Vocally Rebecca Lock – replacing an indisposed Liz Robertson in this performance – gets that unctuous patronising sneer Tory Cheryl Gillian commands in rephrasing a question so Batmanghelidjih might understand it. More, her soaring soprano pierces the ensemble texture just enough to ensure her words and timbre ring home. It’s not obtrusive but achingly fresh. Elsewhere Anthony O’Donnell as Paul Flynn ‘the thinking man’s Dennis Skinner’ weighs bon mots laced with avuncularity, always seeking a platform, being gently slapped down at least once. Robert Hands as David Jones treads a quiet-voiced carefulness like hand-wringing. Joana Kirkland and David Albury take on not just anonymous clerks but a range of other anonymous voices from the failed company, sometimes supportive often damning, warnings unheeded.
By its nature this work can’t describe a dramatic trajectory, though editing and scoring certainly suggests points of crisis. With a uniformly excellent cast, a score fitted insistently and snugly to characters, some might miss the starkness a verbatim sans music might bring. But the editing itself does highlight intensity and feeling.

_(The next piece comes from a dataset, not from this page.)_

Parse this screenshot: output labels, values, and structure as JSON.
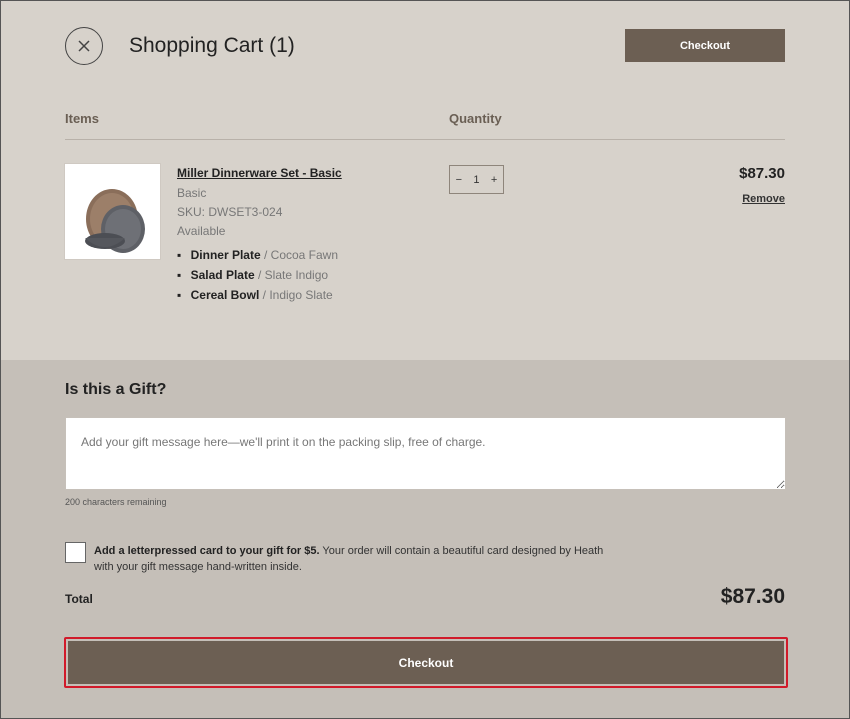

It might jar, but it brings this particular hearing to life in the way a bald recitation wouldn’t. The lack might lie in the truth itself as it failed to be expressed at the hearing. Questions underlying this charity’s collapse weren’t asked, nor the appalling slide of now four million children into poverty and other abuses. Meanwhile this edgy new development, faithful to one incident, marks a more than worthwhile variation on such larger works as London Road. It’s more illuminating than the history it sheds music on.